Return the data below exactly as given, except for the images.
Top of SUPPLIED DATA
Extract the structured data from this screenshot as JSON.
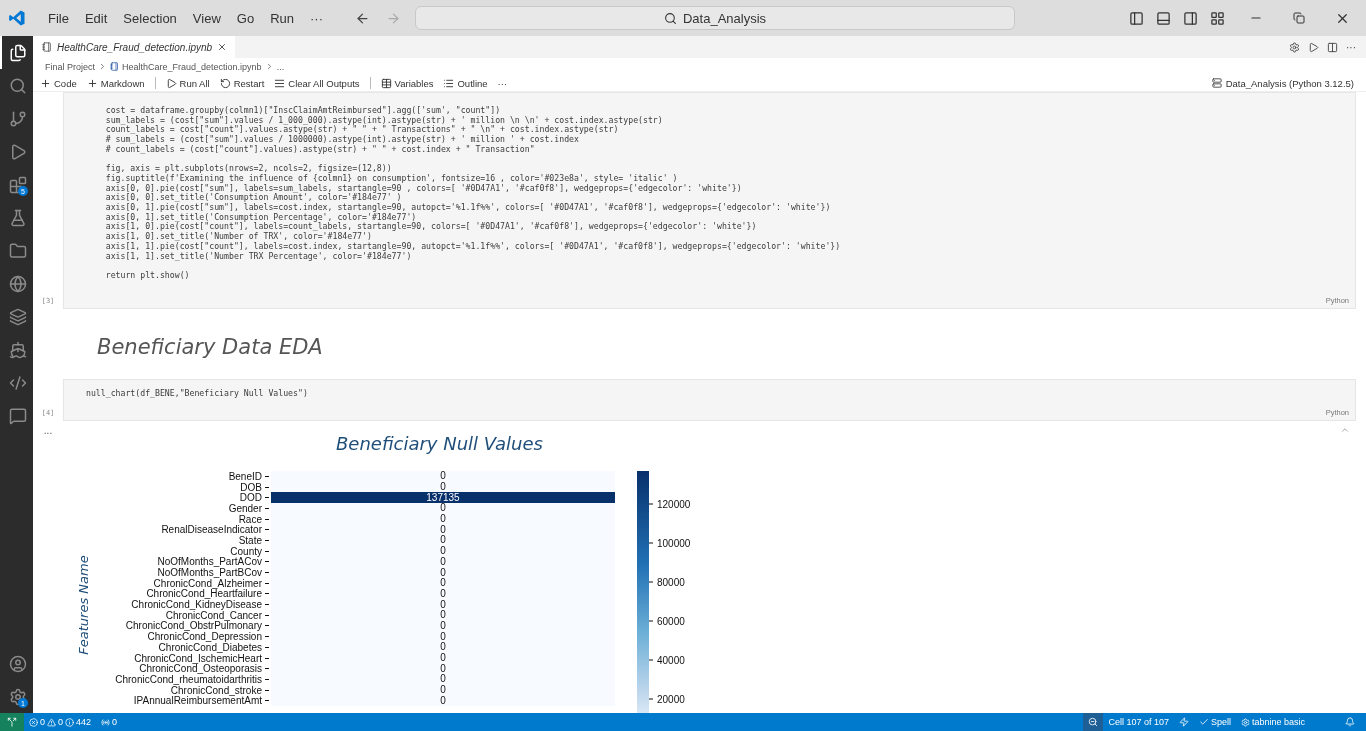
{
  "title_bar": {
    "menus": [
      "File",
      "Edit",
      "Selection",
      "View",
      "Go",
      "Run",
      "···"
    ],
    "search": "Data_Analysis"
  },
  "activity_items": [
    {
      "kind": "files",
      "selected": true
    },
    {
      "kind": "search",
      "selected": false
    },
    {
      "kind": "source-control",
      "selected": false
    },
    {
      "kind": "run",
      "selected": false
    },
    {
      "kind": "extensions",
      "selected": false,
      "badge": "5"
    },
    {
      "kind": "testing",
      "selected": false
    },
    {
      "kind": "folder",
      "selected": false
    },
    {
      "kind": "remote",
      "selected": false
    },
    {
      "kind": "layers",
      "selected": false
    },
    {
      "kind": "docker",
      "selected": false
    },
    {
      "kind": "python",
      "selected": false
    },
    {
      "kind": "chat",
      "selected": false
    }
  ],
  "activity_bottom": [
    {
      "kind": "account"
    },
    {
      "kind": "settings",
      "badge": "1"
    }
  ],
  "tab": {
    "label": "HealthCare_Fraud_detection.ipynb",
    "preview": true
  },
  "tab_more": "···",
  "breadcrumb": [
    "Final Project",
    "HealthCare_Fraud_detection.ipynb",
    "..."
  ],
  "toolbar": [
    {
      "kind": "add",
      "label": "Code"
    },
    {
      "kind": "add",
      "label": "Markdown"
    },
    {
      "kind": "run",
      "label": "Run All"
    },
    {
      "kind": "restart",
      "label": "Restart"
    },
    {
      "kind": "clear",
      "label": "Clear All Outputs"
    },
    {
      "kind": "variables",
      "label": "Variables"
    },
    {
      "kind": "outline",
      "label": "Outline"
    },
    {
      "kind": "more",
      "label": "···"
    }
  ],
  "kernel": "Data_Analysis (Python 3.12.5)",
  "cells": [
    {
      "kind": "code",
      "exec": "[3]",
      "language": "Python",
      "blocks": [
        [
          "    cost = dataframe.groupby(colmn1)[\"InscClaimAmtReimbursed\"].agg(['sum', \"count\"])",
          "    sum_labels = (cost[\"sum\"].values / 1_000_000).astype(int).astype(str) + ' million \\n \\n' + cost.index.astype(str)",
          "    count_labels = cost[\"count\"].values.astype(str) + \" \" + \" Transactions\" + \" \\n\" + cost.index.astype(str)",
          "    # sum_labels = (cost[\"sum\"].values / 1000000).astype(int).astype(str) + ' million ' + cost.index",
          "    # count_labels = (cost[\"count\"].values).astype(str) + \" \" + cost.index + \" Transaction\""
        ],
        [
          "    fig, axis = plt.subplots(nrows=2, ncols=2, figsize=(12,8))",
          "    fig.suptitle(f'Examining the influence of {colmn1} on consumption', fontsize=16 , color='#023e8a', style= 'italic' )",
          "    axis[0, 0].pie(cost[\"sum\"], labels=sum_labels, startangle=90 , colors=[ '#0D47A1', '#caf0f8'], wedgeprops={'edgecolor': 'white'})",
          "    axis[0, 0].set_title('Consumption Amount', color='#184e77' )",
          "    axis[0, 1].pie(cost[\"sum\"], labels=cost.index, startangle=90, autopct='%1.1f%%', colors=[ '#0D47A1', '#caf0f8'], wedgeprops={'edgecolor': 'white'})",
          "    axis[0, 1].set_title('Consumption Percentage', color='#184e77')",
          "    axis[1, 0].pie(cost[\"count\"], labels=count_labels, startangle=90, colors=[ '#0D47A1', '#caf0f8'], wedgeprops={'edgecolor': 'white'})",
          "    axis[1, 0].set_title('Number of TRX', color='#184e77')",
          "    axis[1, 1].pie(cost[\"count\"], labels=cost.index, startangle=90, autopct='%1.1f%%', colors=[ '#0D47A1', '#caf0f8'], wedgeprops={'edgecolor': 'white'})",
          "    axis[1, 1].set_title('Number TRX Percentage', color='#184e77')"
        ],
        [
          "    return plt.show()"
        ]
      ]
    },
    {
      "kind": "markdown",
      "heading": "Beneficiary Data EDA"
    },
    {
      "kind": "code",
      "exec": "[4]",
      "language": "Python",
      "blocks": [
        [
          "null_chart(df_BENE,\"Beneficiary Null Values\")"
        ]
      ],
      "output": {
        "more": "...",
        "heatmap": {
          "title": "Beneficiary Null Values",
          "ylabel": "Features Name",
          "colorbar_ticks": [
            "120000",
            "100000",
            "80000",
            "60000",
            "40000",
            "20000"
          ],
          "rows": [
            {
              "label": "BeneID",
              "value": "0"
            },
            {
              "label": "DOB",
              "value": "0"
            },
            {
              "label": "DOD",
              "value": "137135"
            },
            {
              "label": "Gender",
              "value": "0"
            },
            {
              "label": "Race",
              "value": "0"
            },
            {
              "label": "RenalDiseaseIndicator",
              "value": "0"
            },
            {
              "label": "State",
              "value": "0"
            },
            {
              "label": "County",
              "value": "0"
            },
            {
              "label": "NoOfMonths_PartACov",
              "value": "0"
            },
            {
              "label": "NoOfMonths_PartBCov",
              "value": "0"
            },
            {
              "label": "ChronicCond_Alzheimer",
              "value": "0"
            },
            {
              "label": "ChronicCond_Heartfailure",
              "value": "0"
            },
            {
              "label": "ChronicCond_KidneyDisease",
              "value": "0"
            },
            {
              "label": "ChronicCond_Cancer",
              "value": "0"
            },
            {
              "label": "ChronicCond_ObstrPulmonary",
              "value": "0"
            },
            {
              "label": "ChronicCond_Depression",
              "value": "0"
            },
            {
              "label": "ChronicCond_Diabetes",
              "value": "0"
            },
            {
              "label": "ChronicCond_IschemicHeart",
              "value": "0"
            },
            {
              "label": "ChronicCond_Osteoporasis",
              "value": "0"
            },
            {
              "label": "ChronicCond_rheumatoidarthritis",
              "value": "0"
            },
            {
              "label": "ChronicCond_stroke",
              "value": "0"
            },
            {
              "label": "IPAnnualReimbursementAmt",
              "value": "0"
            }
          ]
        }
      }
    }
  ],
  "status_bar": {
    "errors": "0",
    "warnings": "0",
    "infos": "442",
    "ports": "0",
    "cell": "Cell 107 of 107",
    "spell": "Spell",
    "tabnine": "tabnine basic"
  }
}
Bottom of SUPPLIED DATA
YOUR RESPONSE:
Extract the structured data from this screenshot as JSON.
{
  "title_bar": {
    "menus": [
      "File",
      "Edit",
      "Selection",
      "View",
      "Go",
      "Run",
      "···"
    ],
    "search": "Data_Analysis"
  },
  "activity_items": [
    {
      "kind": "files",
      "selected": true
    },
    {
      "kind": "search",
      "selected": false
    },
    {
      "kind": "source-control",
      "selected": false
    },
    {
      "kind": "run",
      "selected": false
    },
    {
      "kind": "extensions",
      "selected": false,
      "badge": "5"
    },
    {
      "kind": "testing",
      "selected": false
    },
    {
      "kind": "folder",
      "selected": false
    },
    {
      "kind": "remote",
      "selected": false
    },
    {
      "kind": "layers",
      "selected": false
    },
    {
      "kind": "docker",
      "selected": false
    },
    {
      "kind": "python",
      "selected": false
    },
    {
      "kind": "chat",
      "selected": false
    }
  ],
  "activity_bottom": [
    {
      "kind": "account"
    },
    {
      "kind": "settings",
      "badge": "1"
    }
  ],
  "tab": {
    "label": "HealthCare_Fraud_detection.ipynb",
    "preview": true
  },
  "tab_more": "···",
  "breadcrumb": [
    "Final Project",
    "HealthCare_Fraud_detection.ipynb",
    "..."
  ],
  "toolbar": [
    {
      "kind": "add",
      "label": "Code"
    },
    {
      "kind": "add",
      "label": "Markdown"
    },
    {
      "kind": "run",
      "label": "Run All"
    },
    {
      "kind": "restart",
      "label": "Restart"
    },
    {
      "kind": "clear",
      "label": "Clear All Outputs"
    },
    {
      "kind": "variables",
      "label": "Variables"
    },
    {
      "kind": "outline",
      "label": "Outline"
    },
    {
      "kind": "more",
      "label": "···"
    }
  ],
  "kernel": "Data_Analysis (Python 3.12.5)",
  "cells": [
    {
      "kind": "code",
      "exec": "[3]",
      "language": "Python",
      "blocks": [
        [
          "    cost = dataframe.groupby(colmn1)[\"InscClaimAmtReimbursed\"].agg(['sum', \"count\"])",
          "    sum_labels = (cost[\"sum\"].values / 1_000_000).astype(int).astype(str) + ' million \\n \\n' + cost.index.astype(str)",
          "    count_labels = cost[\"count\"].values.astype(str) + \" \" + \" Transactions\" + \" \\n\" + cost.index.astype(str)",
          "    # sum_labels = (cost[\"sum\"].values / 1000000).astype(int).astype(str) + ' million ' + cost.index",
          "    # count_labels = (cost[\"count\"].values).astype(str) + \" \" + cost.index + \" Transaction\""
        ],
        [
          "    fig, axis = plt.subplots(nrows=2, ncols=2, figsize=(12,8))",
          "    fig.suptitle(f'Examining the influence of {colmn1} on consumption', fontsize=16 , color='#023e8a', style= 'italic' )",
          "    axis[0, 0].pie(cost[\"sum\"], labels=sum_labels, startangle=90 , colors=[ '#0D47A1', '#caf0f8'], wedgeprops={'edgecolor': 'white'})",
          "    axis[0, 0].set_title('Consumption Amount', color='#184e77' )",
          "    axis[0, 1].pie(cost[\"sum\"], labels=cost.index, startangle=90, autopct='%1.1f%%', colors=[ '#0D47A1', '#caf0f8'], wedgeprops={'edgecolor': 'white'})",
          "    axis[0, 1].set_title('Consumption Percentage', color='#184e77')",
          "    axis[1, 0].pie(cost[\"count\"], labels=count_labels, startangle=90, colors=[ '#0D47A1', '#caf0f8'], wedgeprops={'edgecolor': 'white'})",
          "    axis[1, 0].set_title('Number of TRX', color='#184e77')",
          "    axis[1, 1].pie(cost[\"count\"], labels=cost.index, startangle=90, autopct='%1.1f%%', colors=[ '#0D47A1', '#caf0f8'], wedgeprops={'edgecolor': 'white'})",
          "    axis[1, 1].set_title('Number TRX Percentage', color='#184e77')"
        ],
        [
          "    return plt.show()"
        ]
      ]
    },
    {
      "kind": "markdown",
      "heading": "Beneficiary Data EDA"
    },
    {
      "kind": "code",
      "exec": "[4]",
      "language": "Python",
      "blocks": [
        [
          "null_chart(df_BENE,\"Beneficiary Null Values\")"
        ]
      ],
      "output": {
        "more": "...",
        "heatmap": {
          "title": "Beneficiary Null Values",
          "ylabel": "Features Name",
          "colorbar_ticks": [
            "120000",
            "100000",
            "80000",
            "60000",
            "40000",
            "20000"
          ],
          "rows": [
            {
              "label": "BeneID",
              "value": "0"
            },
            {
              "label": "DOB",
              "value": "0"
            },
            {
              "label": "DOD",
              "value": "137135"
            },
            {
              "label": "Gender",
              "value": "0"
            },
            {
              "label": "Race",
              "value": "0"
            },
            {
              "label": "RenalDiseaseIndicator",
              "value": "0"
            },
            {
              "label": "State",
              "value": "0"
            },
            {
              "label": "County",
              "value": "0"
            },
            {
              "label": "NoOfMonths_PartACov",
              "value": "0"
            },
            {
              "label": "NoOfMonths_PartBCov",
              "value": "0"
            },
            {
              "label": "ChronicCond_Alzheimer",
              "value": "0"
            },
            {
              "label": "ChronicCond_Heartfailure",
              "value": "0"
            },
            {
              "label": "ChronicCond_KidneyDisease",
              "value": "0"
            },
            {
              "label": "ChronicCond_Cancer",
              "value": "0"
            },
            {
              "label": "ChronicCond_ObstrPulmonary",
              "value": "0"
            },
            {
              "label": "ChronicCond_Depression",
              "value": "0"
            },
            {
              "label": "ChronicCond_Diabetes",
              "value": "0"
            },
            {
              "label": "ChronicCond_IschemicHeart",
              "value": "0"
            },
            {
              "label": "ChronicCond_Osteoporasis",
              "value": "0"
            },
            {
              "label": "ChronicCond_rheumatoidarthritis",
              "value": "0"
            },
            {
              "label": "ChronicCond_stroke",
              "value": "0"
            },
            {
              "label": "IPAnnualReimbursementAmt",
              "value": "0"
            }
          ]
        }
      }
    }
  ],
  "status_bar": {
    "errors": "0",
    "warnings": "0",
    "infos": "442",
    "ports": "0",
    "cell": "Cell 107 of 107",
    "spell": "Spell",
    "tabnine": "tabnine basic"
  }
}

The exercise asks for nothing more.